Turtle is a Green food. Green foods are safe to eat as a regular part of a diet.
Guideline related quotes related to Meat-Exotic and Green throughout Geoff Bond's publications.
Examples of one serving include 3 oz (size of a deck of cards) cooked meat or poultry; 3 oz grilled fish; 1 egg. ~Paleo in a Nutshell p.95
For the meat, poultry, eggs, and fish group, Preferably consume two servings a day of “Green-Green” foods. If unavailable, you can consume two servings a day of “Green” foods. ~Paleo in a Nutshell p.102
For the meat, poultry, eggs, and fish group Restrict total food group servings per session to one. ~Paleo in a Nutshell p.102
For the meat, poultry, eggs, and fish group, Restrict total food group servings per day to two. ~Paleo in a Nutshell p.102
Specific references to Turtle throughout Geoff Bond's publications.
Don't be put off by some of the bizarre foods. We are not saying you will have to start eating locusts, turtles, and frogs! (Although many societies from Africa to Asia do.) No— what we are saying is that we need to find everyday foods which have the same specification in our own supermarkets. And the good news it is perfectly possible— even easy. ~Paleo in a Nutshell p.17
Our ancestors were not alone in the savanna. They shared the land with a wide variety of creatures: giraffe, lion, elephant, warthog, rhinoceros, hyena, antelope, gazelle, zebra, baboons, chimpanzees, vultures, eagles, flamingos, and many more. In addition, there were snakes, porcupines, crocodiles, lizards, tortoises, snails, grasshoppers, and a myriad of small mammals, reptiles, and insects.
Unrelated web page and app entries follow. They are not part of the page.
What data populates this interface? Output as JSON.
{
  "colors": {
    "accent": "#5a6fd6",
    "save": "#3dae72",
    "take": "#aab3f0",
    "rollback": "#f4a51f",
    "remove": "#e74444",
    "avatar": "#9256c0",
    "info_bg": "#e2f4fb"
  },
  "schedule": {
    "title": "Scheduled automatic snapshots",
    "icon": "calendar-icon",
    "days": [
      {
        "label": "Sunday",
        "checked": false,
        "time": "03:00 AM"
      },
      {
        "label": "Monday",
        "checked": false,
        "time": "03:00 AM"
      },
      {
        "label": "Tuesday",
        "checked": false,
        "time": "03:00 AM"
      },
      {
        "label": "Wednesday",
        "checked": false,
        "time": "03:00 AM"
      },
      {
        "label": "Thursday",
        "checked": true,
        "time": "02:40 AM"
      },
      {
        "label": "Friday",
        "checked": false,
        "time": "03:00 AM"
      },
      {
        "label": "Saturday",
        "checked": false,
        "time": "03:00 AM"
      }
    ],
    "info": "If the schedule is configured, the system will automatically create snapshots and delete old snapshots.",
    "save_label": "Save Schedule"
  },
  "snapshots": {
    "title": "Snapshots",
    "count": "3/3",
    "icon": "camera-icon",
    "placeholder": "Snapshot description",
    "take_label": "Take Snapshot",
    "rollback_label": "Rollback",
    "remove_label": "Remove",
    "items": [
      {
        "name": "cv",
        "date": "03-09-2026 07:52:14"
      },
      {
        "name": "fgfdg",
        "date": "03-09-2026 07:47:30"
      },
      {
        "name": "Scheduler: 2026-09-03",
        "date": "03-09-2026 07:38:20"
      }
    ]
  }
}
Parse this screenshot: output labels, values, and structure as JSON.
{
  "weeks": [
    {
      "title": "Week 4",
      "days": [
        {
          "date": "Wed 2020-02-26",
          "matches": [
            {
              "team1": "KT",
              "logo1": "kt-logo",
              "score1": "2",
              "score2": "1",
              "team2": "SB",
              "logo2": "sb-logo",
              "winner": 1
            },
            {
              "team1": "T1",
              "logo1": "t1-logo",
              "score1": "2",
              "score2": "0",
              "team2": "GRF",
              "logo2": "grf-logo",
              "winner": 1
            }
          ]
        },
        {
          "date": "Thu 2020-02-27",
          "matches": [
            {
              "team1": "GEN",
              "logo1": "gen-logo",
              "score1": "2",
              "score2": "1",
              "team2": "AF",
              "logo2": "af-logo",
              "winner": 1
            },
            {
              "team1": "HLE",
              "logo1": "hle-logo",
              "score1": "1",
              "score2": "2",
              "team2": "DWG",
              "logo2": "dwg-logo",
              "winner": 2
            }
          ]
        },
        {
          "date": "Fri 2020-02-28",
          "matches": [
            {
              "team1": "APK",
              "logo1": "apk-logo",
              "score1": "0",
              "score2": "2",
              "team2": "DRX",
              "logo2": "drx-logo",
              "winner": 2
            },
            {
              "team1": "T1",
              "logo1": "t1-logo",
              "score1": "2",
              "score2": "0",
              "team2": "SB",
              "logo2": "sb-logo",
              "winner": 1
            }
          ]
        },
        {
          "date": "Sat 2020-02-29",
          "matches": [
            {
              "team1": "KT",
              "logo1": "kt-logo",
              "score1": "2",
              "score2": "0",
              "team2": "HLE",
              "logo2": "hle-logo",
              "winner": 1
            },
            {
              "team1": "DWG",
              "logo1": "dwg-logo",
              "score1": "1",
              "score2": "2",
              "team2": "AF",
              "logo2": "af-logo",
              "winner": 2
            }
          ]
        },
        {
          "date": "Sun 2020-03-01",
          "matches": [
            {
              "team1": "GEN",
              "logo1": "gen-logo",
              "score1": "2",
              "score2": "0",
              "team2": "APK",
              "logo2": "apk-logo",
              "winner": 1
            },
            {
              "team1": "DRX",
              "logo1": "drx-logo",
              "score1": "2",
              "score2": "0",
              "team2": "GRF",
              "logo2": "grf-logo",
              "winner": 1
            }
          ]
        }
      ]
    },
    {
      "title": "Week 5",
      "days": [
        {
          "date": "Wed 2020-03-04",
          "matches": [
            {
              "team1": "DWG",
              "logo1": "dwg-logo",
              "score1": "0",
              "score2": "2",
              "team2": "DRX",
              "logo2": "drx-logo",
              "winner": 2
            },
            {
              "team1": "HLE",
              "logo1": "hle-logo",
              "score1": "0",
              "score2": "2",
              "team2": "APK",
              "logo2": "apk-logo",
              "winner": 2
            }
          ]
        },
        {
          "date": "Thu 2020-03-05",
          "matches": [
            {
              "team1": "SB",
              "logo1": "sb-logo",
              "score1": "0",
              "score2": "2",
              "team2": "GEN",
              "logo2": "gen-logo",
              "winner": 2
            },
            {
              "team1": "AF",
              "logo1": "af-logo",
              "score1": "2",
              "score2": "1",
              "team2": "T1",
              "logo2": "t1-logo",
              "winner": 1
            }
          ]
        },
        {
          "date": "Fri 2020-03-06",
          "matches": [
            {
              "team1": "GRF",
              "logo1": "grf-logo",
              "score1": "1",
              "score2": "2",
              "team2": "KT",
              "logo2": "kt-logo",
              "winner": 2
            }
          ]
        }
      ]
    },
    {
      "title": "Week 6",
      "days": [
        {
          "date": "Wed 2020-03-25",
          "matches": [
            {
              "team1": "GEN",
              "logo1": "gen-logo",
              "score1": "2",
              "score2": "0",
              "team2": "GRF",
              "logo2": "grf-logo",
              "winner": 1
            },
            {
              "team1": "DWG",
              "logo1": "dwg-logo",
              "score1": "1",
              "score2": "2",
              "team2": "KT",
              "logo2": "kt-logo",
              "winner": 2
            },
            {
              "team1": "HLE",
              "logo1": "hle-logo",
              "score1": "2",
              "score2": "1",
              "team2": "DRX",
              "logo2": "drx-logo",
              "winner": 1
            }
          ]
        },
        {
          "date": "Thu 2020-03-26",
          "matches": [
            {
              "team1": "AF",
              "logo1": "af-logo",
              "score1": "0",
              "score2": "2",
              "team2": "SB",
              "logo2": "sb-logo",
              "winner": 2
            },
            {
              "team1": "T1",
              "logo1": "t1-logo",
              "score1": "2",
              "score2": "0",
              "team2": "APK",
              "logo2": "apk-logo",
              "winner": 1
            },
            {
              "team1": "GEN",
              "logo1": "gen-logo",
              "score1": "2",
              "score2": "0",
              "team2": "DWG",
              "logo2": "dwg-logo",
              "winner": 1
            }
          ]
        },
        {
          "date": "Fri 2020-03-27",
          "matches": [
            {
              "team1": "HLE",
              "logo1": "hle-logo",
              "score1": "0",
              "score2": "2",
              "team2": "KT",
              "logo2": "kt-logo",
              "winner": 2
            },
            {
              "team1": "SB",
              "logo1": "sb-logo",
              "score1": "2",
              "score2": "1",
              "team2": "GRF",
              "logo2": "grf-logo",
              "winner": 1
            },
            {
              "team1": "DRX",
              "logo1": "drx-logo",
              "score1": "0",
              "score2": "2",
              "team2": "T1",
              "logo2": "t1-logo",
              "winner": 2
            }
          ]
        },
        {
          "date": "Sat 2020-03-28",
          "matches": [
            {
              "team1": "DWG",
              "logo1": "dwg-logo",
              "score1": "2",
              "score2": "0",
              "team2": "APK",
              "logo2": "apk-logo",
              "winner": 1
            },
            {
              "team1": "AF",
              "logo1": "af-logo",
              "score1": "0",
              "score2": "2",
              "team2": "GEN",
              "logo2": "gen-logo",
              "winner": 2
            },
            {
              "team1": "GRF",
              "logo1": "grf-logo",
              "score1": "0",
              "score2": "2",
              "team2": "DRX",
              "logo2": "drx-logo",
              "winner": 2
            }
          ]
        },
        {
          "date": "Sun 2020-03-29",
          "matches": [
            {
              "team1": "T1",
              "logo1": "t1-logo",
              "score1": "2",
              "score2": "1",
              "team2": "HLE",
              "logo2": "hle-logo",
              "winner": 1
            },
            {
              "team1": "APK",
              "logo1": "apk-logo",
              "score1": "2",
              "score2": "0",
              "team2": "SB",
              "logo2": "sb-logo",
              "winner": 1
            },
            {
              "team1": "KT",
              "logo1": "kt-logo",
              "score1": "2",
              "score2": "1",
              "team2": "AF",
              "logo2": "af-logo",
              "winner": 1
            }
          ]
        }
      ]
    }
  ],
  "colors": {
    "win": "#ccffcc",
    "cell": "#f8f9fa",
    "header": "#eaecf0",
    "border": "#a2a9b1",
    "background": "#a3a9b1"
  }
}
The lakes, streams, and waterholes teemed with many species of freshwater fish, shellfish, frogs, toads, ducks, geese, and other aquatic creatures. ~Deadly Harvest p.13
For Aborigines, The animal food collected would be eggs, turtles, snakes, shellfish, crabs, caterpillars (e.g., the witchety grub and the bogong moth), land snails, and the goanna (a giant lizard). Sweet foods were very rare but much prized. Disproportionate amounts of time were spent on finding a bees' nest to smoke out. Other sweetmeats were the honey ant, gorged with nectar, and "lerp," a sweet insect secretion on eucalyptus leaves. In times of scarcity, grass seeds were collected, winnowed, and ground between two handheld stones. The drudgery of this task was viewed with such distaste that it was only done very rarely. ~Deadly Harvest p.19
30,000 years ago, the Cro-Magnons of Europe ate fish, turtles, shellfish, and birds. Meanwhile the Neanderthals, who lived alongside them, ate reindeer, mammoth, and other large herbivores. ~Deadly Harvest p.22
We must also mention eggs from reptiles: eggs from crocodiles and turtles would have been quite common in the diet of our African Pleistocene ancestors. Turtles lay eggs in prodigious numbers in sandy shorelines, and collecting and commercializing them has become a major industry in Malaysia. Wild eggs in general form a tiny part of consumption in the developed world and, with the possible exception of quail eggs, most people have never even seen one. ~Deadly Harvest p.62
Reptile foods, including crocodile, alligator, and turtle, although uncommon in the Western diet, are still readily available to the enthusiast. In addition, many societies make use of snakes, such as python and boa constrictor, and the French have made a delicacy of frog's legs. All of these foods, as they are currently available, readily fit the Savanna Model. ~Deadly Harvest p.63